In Tibet, like here, it is late summer, and my brothers have been busy on the high mountains herding yak and dri (the female yak). They move from place to place, and spend most of their time milking the dri and making butter and cheese. Every so often, they send bags of this stuff back home on horses, mules and yaks (see the video below, sent recently by relatives in Tibet). My brother told me this week that they have bagged up about 500kg of butter over the last four months.
Baby it's cold outside! Probably not the best time of year to visit Tibet, the so-called roof of the world. Or is it? Don't tell anyone, but winter is actually a great season to travel to Tibet. By December, the hordes of Chinese tourists have gone, hotel rooms have become more affordable, and the only people on the move are Tibetans, making their regular or once-in-a-lifetime pilgrimages to the capital Lhasa and other holy places. This makes winter a great time to visit just
In Tibet there are more yaks than there are people, and they are important companions who provide all the basic requirements for human life on the plateau. Yak milk is made into butter, the key ingredient in Tibetan butter tea, as well as yoghurt and cheese. Yak meat is high in protein, and low in cholesterol. Yak wool can be used to make tents, knitted as sweaters, or weaved as rugs. Even yak dung, when dried and hardened, provides a useful fuel for cooking and heating. Duri
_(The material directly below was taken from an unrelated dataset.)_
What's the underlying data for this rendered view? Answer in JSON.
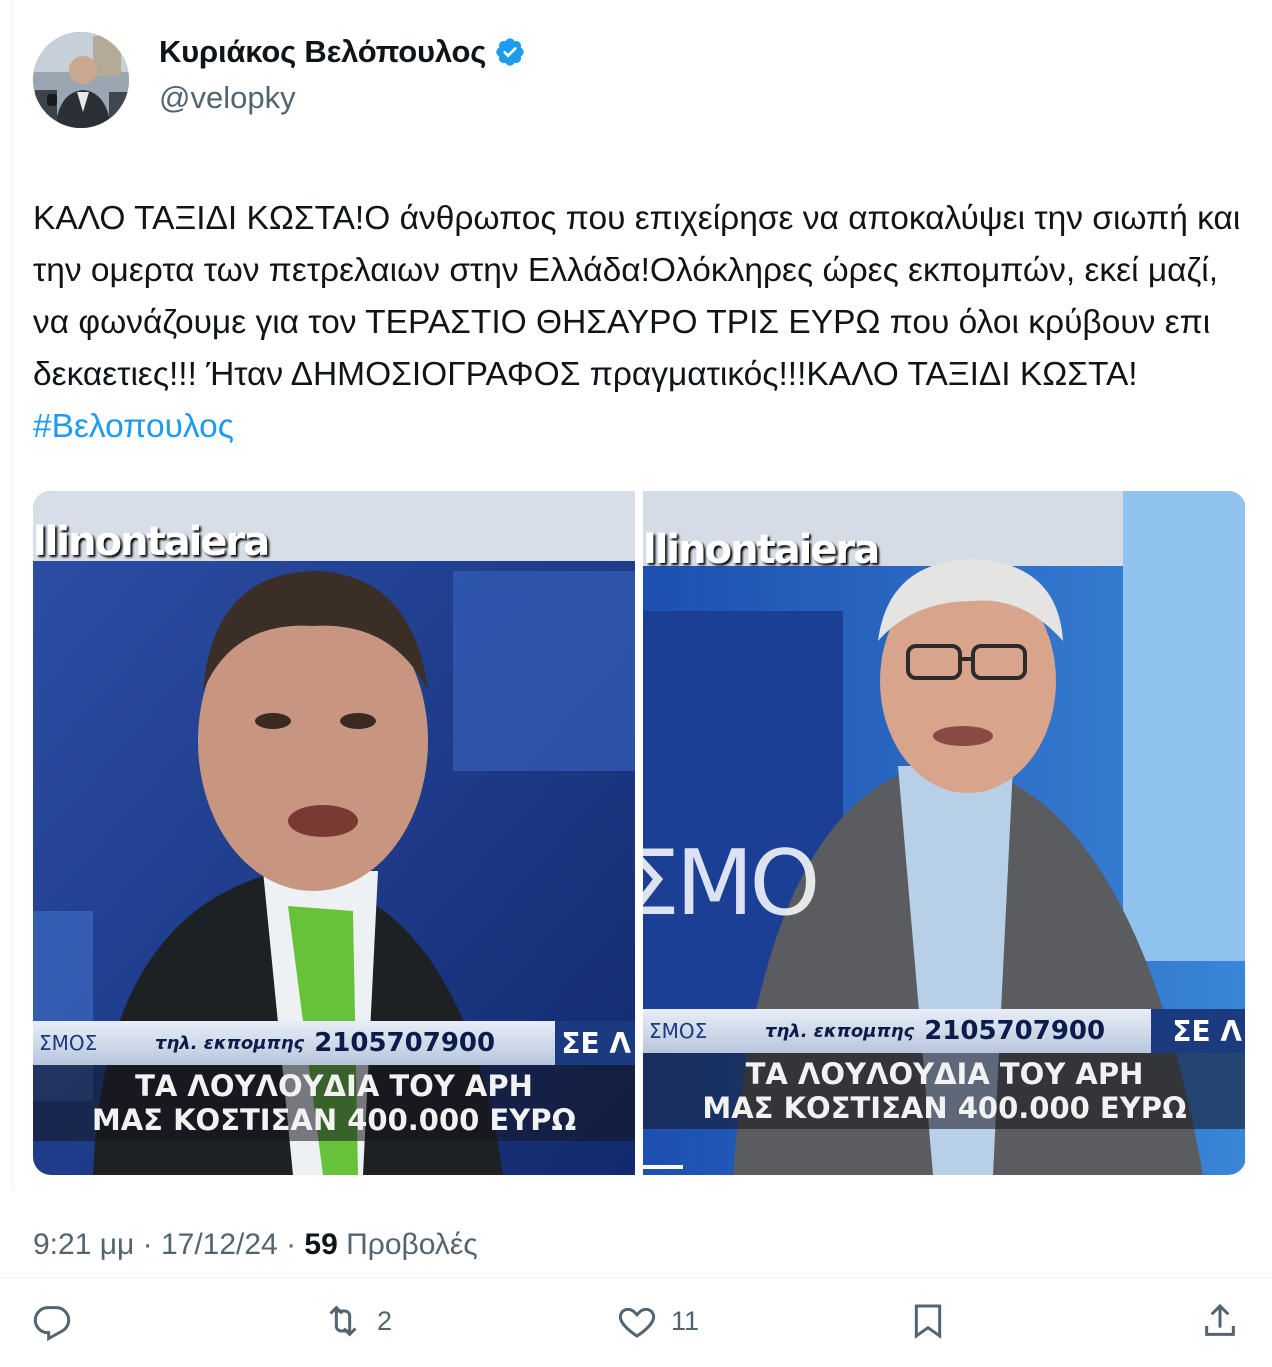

Those who have been lucky enough to visit Tibet have lots of questions of our chai tea at the Taste Tibet stall. Tibetan tea gets a bad rep. Tibet is most famous (notorious?) for its butter tea. This is made with bitter, black tea, churned with yak butter and sometimes salt. It is consumed several times a day, every day, by most Tibetan people. Butter tea is said to have considerable warming properties, as well as a high calorie count, both useful qualities at high altitude.